Try it: Pull every line containing "ammo" from the listing below.

▶

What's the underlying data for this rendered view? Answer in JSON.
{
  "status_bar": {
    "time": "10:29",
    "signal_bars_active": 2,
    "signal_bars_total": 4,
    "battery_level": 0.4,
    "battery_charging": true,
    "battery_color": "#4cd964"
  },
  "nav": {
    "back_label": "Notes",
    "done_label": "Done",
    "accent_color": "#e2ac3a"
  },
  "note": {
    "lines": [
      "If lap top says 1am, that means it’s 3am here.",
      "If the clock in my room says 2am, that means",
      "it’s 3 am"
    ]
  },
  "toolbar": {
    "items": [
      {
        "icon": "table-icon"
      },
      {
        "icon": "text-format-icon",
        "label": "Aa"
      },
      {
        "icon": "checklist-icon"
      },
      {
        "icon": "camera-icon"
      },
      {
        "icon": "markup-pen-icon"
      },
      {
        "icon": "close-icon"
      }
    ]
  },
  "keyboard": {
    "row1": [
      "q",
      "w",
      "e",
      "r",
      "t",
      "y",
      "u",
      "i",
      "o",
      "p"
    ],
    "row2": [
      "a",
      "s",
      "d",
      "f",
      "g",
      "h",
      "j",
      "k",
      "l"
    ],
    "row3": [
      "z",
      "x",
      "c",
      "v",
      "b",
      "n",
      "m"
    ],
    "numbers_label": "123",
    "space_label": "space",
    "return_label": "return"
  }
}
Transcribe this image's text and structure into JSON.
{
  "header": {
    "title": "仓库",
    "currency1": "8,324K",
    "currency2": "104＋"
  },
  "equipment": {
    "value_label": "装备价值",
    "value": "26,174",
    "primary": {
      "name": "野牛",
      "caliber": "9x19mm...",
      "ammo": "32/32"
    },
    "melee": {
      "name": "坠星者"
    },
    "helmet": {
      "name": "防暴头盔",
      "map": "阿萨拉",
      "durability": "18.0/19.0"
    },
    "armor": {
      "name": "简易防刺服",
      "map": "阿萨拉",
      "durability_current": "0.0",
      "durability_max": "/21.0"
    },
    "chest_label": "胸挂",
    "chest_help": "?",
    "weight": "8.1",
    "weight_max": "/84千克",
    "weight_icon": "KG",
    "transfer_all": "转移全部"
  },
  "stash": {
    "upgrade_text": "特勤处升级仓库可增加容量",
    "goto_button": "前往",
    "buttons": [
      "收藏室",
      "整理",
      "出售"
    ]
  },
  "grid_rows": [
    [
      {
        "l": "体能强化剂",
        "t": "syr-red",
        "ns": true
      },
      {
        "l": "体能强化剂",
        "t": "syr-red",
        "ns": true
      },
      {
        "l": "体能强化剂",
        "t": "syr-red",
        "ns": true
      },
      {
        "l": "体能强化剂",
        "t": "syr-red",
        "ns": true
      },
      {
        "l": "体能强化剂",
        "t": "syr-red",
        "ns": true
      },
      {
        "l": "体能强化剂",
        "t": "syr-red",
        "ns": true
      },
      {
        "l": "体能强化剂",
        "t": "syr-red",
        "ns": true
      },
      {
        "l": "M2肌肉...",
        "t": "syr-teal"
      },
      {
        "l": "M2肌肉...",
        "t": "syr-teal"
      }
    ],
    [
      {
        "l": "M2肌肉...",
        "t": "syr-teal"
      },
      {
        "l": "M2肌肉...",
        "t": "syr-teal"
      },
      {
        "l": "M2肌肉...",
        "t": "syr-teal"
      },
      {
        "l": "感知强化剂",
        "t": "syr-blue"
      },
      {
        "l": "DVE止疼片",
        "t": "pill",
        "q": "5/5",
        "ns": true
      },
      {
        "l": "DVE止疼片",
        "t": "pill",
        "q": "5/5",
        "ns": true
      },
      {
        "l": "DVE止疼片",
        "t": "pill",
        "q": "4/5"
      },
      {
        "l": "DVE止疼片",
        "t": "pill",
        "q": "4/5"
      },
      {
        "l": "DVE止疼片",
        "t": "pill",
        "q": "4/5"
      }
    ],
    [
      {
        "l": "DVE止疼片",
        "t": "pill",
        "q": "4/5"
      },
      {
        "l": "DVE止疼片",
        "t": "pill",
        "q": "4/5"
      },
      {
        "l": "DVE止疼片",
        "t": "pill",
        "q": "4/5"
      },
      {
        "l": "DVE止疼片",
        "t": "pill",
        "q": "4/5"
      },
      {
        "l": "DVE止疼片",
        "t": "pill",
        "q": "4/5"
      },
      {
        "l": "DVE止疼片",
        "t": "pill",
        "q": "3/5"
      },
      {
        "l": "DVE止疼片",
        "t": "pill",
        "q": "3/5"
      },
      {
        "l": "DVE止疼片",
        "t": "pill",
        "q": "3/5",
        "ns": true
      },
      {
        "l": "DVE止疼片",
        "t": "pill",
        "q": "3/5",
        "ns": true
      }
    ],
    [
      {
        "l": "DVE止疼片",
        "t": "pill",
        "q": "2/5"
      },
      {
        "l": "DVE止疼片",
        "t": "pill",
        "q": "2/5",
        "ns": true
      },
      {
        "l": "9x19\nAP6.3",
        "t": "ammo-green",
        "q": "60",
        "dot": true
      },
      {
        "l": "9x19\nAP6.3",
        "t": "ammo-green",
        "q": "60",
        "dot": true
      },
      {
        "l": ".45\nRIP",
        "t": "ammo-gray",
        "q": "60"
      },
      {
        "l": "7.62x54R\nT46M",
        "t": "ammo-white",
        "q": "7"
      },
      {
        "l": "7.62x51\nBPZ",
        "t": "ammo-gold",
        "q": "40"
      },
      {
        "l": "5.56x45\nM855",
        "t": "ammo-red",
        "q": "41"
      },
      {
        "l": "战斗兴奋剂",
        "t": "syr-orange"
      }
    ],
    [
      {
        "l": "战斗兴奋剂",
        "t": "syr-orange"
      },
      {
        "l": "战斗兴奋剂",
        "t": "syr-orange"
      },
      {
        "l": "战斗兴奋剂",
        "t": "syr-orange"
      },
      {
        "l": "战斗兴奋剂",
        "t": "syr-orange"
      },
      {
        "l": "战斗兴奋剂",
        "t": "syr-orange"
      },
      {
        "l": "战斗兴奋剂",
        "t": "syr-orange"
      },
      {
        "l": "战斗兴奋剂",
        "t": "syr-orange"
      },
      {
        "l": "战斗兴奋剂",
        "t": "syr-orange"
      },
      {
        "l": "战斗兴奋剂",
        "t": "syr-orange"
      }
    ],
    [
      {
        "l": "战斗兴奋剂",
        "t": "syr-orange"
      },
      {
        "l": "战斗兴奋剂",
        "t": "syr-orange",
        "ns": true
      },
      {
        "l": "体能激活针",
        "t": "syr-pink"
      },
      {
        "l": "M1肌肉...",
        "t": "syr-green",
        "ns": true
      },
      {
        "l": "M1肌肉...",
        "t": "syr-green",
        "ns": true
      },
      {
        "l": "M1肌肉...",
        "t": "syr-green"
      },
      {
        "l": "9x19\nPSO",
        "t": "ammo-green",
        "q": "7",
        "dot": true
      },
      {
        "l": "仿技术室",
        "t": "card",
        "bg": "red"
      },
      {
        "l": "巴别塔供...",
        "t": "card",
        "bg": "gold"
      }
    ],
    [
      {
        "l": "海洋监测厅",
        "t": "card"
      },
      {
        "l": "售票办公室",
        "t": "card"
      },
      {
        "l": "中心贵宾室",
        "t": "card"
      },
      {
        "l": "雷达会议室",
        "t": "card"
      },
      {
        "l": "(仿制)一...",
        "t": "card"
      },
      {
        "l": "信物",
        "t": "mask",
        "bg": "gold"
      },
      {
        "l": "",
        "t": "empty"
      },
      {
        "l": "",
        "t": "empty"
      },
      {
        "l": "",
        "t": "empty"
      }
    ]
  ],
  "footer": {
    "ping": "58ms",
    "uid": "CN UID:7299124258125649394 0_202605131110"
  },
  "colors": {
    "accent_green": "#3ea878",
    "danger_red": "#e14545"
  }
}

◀

Response to the task:
      "ammo": "32/32"
        "t": "ammo-green",
        "t": "ammo-green",
        "t": "ammo-gray",
        "t": "ammo-white",
        "t": "ammo-gold",
        "t": "ammo-red",
        "t": "ammo-green",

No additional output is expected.